Output the entries exactly as they appear. Pictures should not be included.

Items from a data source
____________________

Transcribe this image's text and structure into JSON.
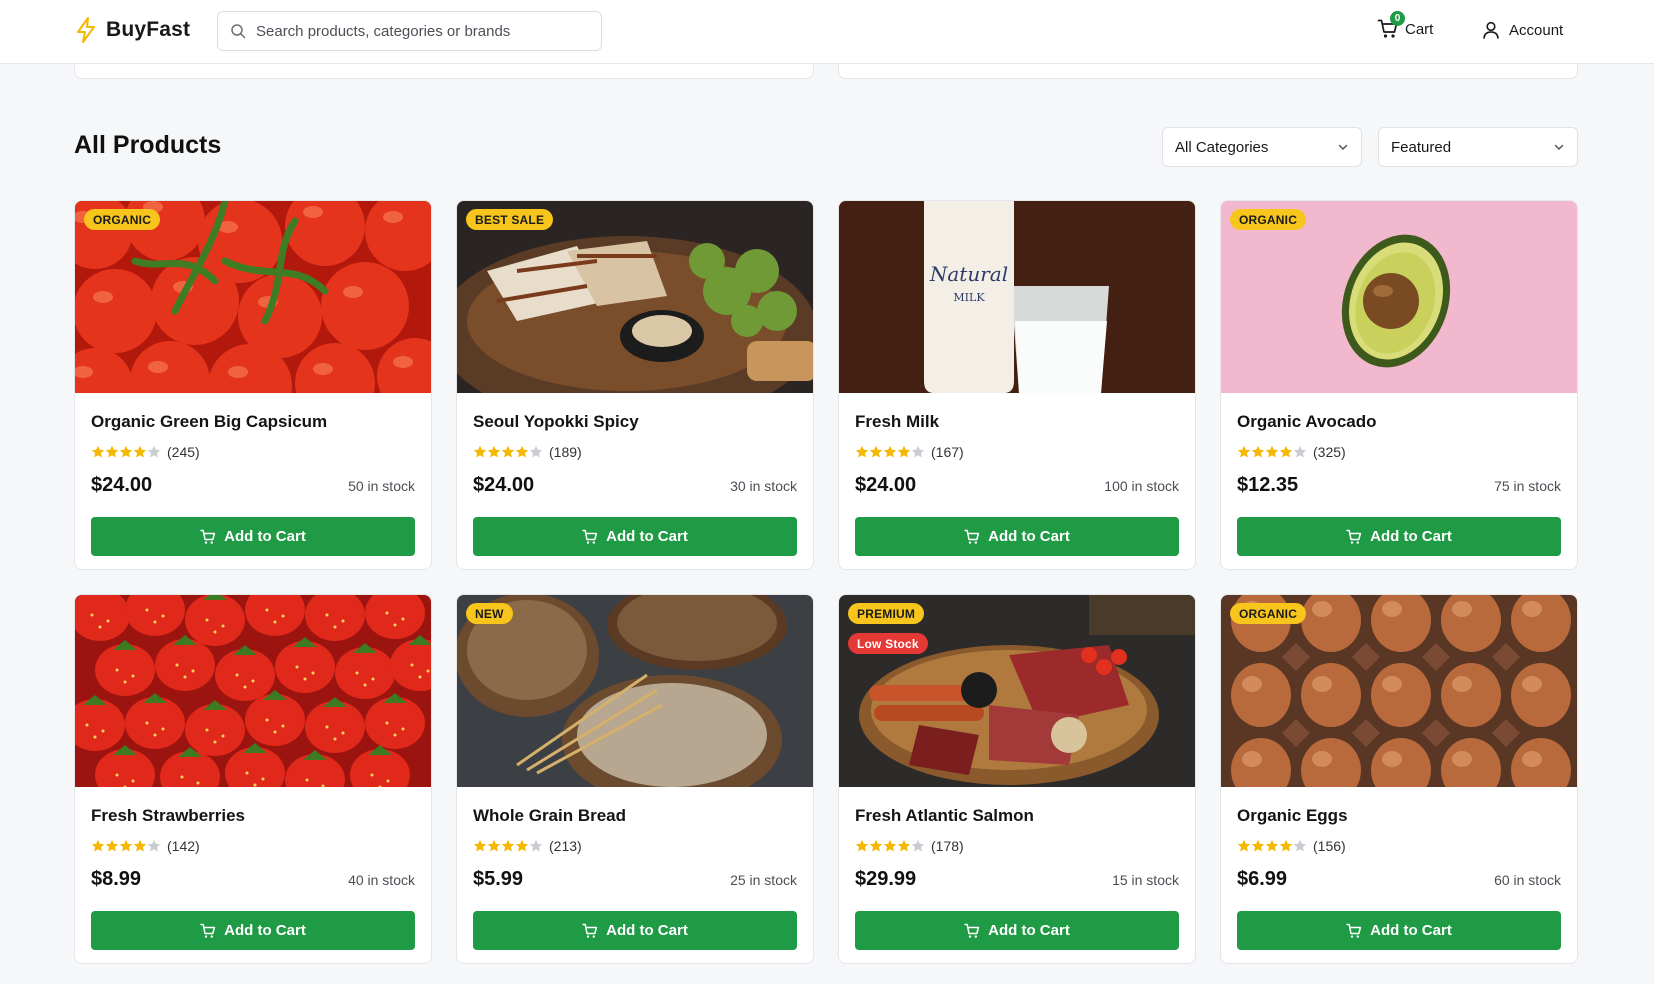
{
  "header": {
    "brand": "BuyFast",
    "search_placeholder": "Search products, categories or brands",
    "cart_label": "Cart",
    "cart_count": "0",
    "account_label": "Account"
  },
  "section": {
    "title": "All Products",
    "category_select": "All Categories",
    "sort_select": "Featured"
  },
  "colors": {
    "accent_green": "#1f9a45",
    "badge_yellow": "#f7c51b",
    "badge_red": "#e53935",
    "star_gold": "#f5b800"
  },
  "add_to_cart_label": "Add to Cart",
  "products": [
    {
      "name": "Organic Green Big Capsicum",
      "badge": "ORGANIC",
      "reviews": "(245)",
      "price": "$24.00",
      "stock": "50 in stock",
      "image": "tomatoes"
    },
    {
      "name": "Seoul Yopokki Spicy",
      "badge": "BEST SALE",
      "reviews": "(189)",
      "price": "$24.00",
      "stock": "30 in stock",
      "image": "grilled-dish"
    },
    {
      "name": "Fresh Milk",
      "badge": "",
      "reviews": "(167)",
      "price": "$24.00",
      "stock": "100 in stock",
      "image": "milk"
    },
    {
      "name": "Organic Avocado",
      "badge": "ORGANIC",
      "reviews": "(325)",
      "price": "$12.35",
      "stock": "75 in stock",
      "image": "avocado"
    },
    {
      "name": "Fresh Strawberries",
      "badge": "",
      "reviews": "(142)",
      "price": "$8.99",
      "stock": "40 in stock",
      "image": "strawberries"
    },
    {
      "name": "Whole Grain Bread",
      "badge": "NEW",
      "reviews": "(213)",
      "price": "$5.99",
      "stock": "25 in stock",
      "image": "bread"
    },
    {
      "name": "Fresh Atlantic Salmon",
      "badge": "PREMIUM",
      "badge2": "Low Stock",
      "reviews": "(178)",
      "price": "$29.99",
      "stock": "15 in stock",
      "image": "meat-board"
    },
    {
      "name": "Organic Eggs",
      "badge": "ORGANIC",
      "reviews": "(156)",
      "price": "$6.99",
      "stock": "60 in stock",
      "image": "eggs"
    }
  ]
}
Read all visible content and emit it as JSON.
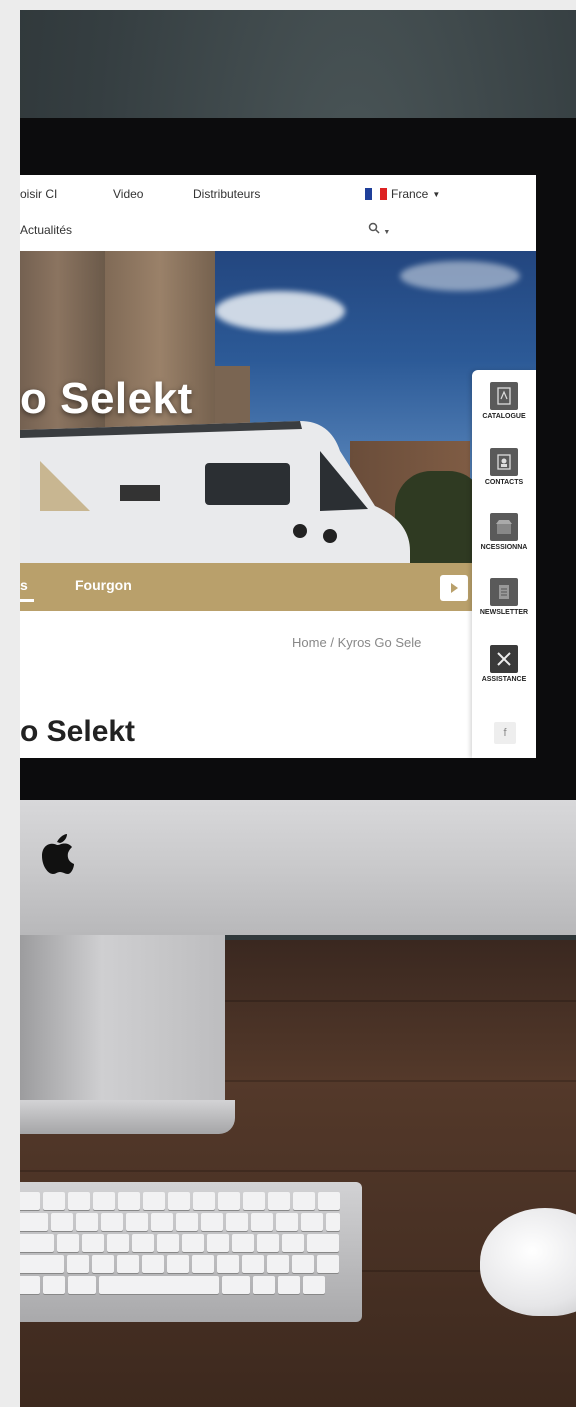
{
  "nav": {
    "items": [
      "oisir CI",
      "Video",
      "Distributeurs"
    ],
    "row2": [
      "Actualités"
    ],
    "language": "France",
    "search_icon": "search-icon"
  },
  "hero": {
    "title": "o Selekt"
  },
  "tabs": {
    "partial": "s",
    "fourgon": "Fourgon"
  },
  "breadcrumb": {
    "home": "Home",
    "separator": "/",
    "current": "Kyros Go Sele"
  },
  "page": {
    "title": "o Selekt"
  },
  "sidebar": {
    "items": [
      {
        "label": "CATALOGUE",
        "icon": "pdf-icon"
      },
      {
        "label": "CONTACTS",
        "icon": "contact-icon"
      },
      {
        "label": "NCESSIONNA",
        "icon": "store-icon"
      },
      {
        "label": "NEWSLETTER",
        "icon": "newsletter-icon"
      },
      {
        "label": "ASSISTANCE",
        "icon": "tools-icon"
      }
    ],
    "facebook": "f"
  },
  "colors": {
    "gold": "#b9a06b",
    "screen_bg": "#ffffff",
    "side_icon_bg": "#5a5a5a"
  }
}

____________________

Reply ▸
Transcribe this image's text and structure into JSON.
{
  "header": {
    "brand": "BuyFast",
    "search_placeholder": "Search products, categories or brands",
    "cart_label": "Cart",
    "cart_count": "0",
    "account_label": "Account"
  },
  "section": {
    "title": "All Products",
    "category_select": "All Categories",
    "sort_select": "Featured"
  },
  "colors": {
    "accent_green": "#1f9a45",
    "badge_yellow": "#f7c51b",
    "badge_red": "#e53935",
    "star_gold": "#f5b800"
  },
  "add_to_cart_label": "Add to Cart",
  "products": [
    {
      "name": "Organic Green Big Capsicum",
      "badge": "ORGANIC",
      "reviews": "(245)",
      "price": "$24.00",
      "stock": "50 in stock",
      "image": "tomatoes"
    },
    {
      "name": "Seoul Yopokki Spicy",
      "badge": "BEST SALE",
      "reviews": "(189)",
      "price": "$24.00",
      "stock": "30 in stock",
      "image": "grilled-dish"
    },
    {
      "name": "Fresh Milk",
      "badge": "",
      "reviews": "(167)",
      "price": "$24.00",
      "stock": "100 in stock",
      "image": "milk"
    },
    {
      "name": "Organic Avocado",
      "badge": "ORGANIC",
      "reviews": "(325)",
      "price": "$12.35",
      "stock": "75 in stock",
      "image": "avocado"
    },
    {
      "name": "Fresh Strawberries",
      "badge": "",
      "reviews": "(142)",
      "price": "$8.99",
      "stock": "40 in stock",
      "image": "strawberries"
    },
    {
      "name": "Whole Grain Bread",
      "badge": "NEW",
      "reviews": "(213)",
      "price": "$5.99",
      "stock": "25 in stock",
      "image": "bread"
    },
    {
      "name": "Fresh Atlantic Salmon",
      "badge": "PREMIUM",
      "badge2": "Low Stock",
      "reviews": "(178)",
      "price": "$29.99",
      "stock": "15 in stock",
      "image": "meat-board"
    },
    {
      "name": "Organic Eggs",
      "badge": "ORGANIC",
      "reviews": "(156)",
      "price": "$6.99",
      "stock": "60 in stock",
      "image": "eggs"
    }
  ]
}
Read all visible content and emit it as JSON.
{
  "nav": {
    "items": [
      "oisir CI",
      "Video",
      "Distributeurs"
    ],
    "row2": [
      "Actualités"
    ],
    "language": "France",
    "search_icon": "search-icon"
  },
  "hero": {
    "title": "o Selekt"
  },
  "tabs": {
    "partial": "s",
    "fourgon": "Fourgon"
  },
  "breadcrumb": {
    "home": "Home",
    "separator": "/",
    "current": "Kyros Go Sele"
  },
  "page": {
    "title": "o Selekt"
  },
  "sidebar": {
    "items": [
      {
        "label": "CATALOGUE",
        "icon": "pdf-icon"
      },
      {
        "label": "CONTACTS",
        "icon": "contact-icon"
      },
      {
        "label": "NCESSIONNA",
        "icon": "store-icon"
      },
      {
        "label": "NEWSLETTER",
        "icon": "newsletter-icon"
      },
      {
        "label": "ASSISTANCE",
        "icon": "tools-icon"
      }
    ],
    "facebook": "f"
  },
  "colors": {
    "gold": "#b9a06b",
    "screen_bg": "#ffffff",
    "side_icon_bg": "#5a5a5a"
  }
}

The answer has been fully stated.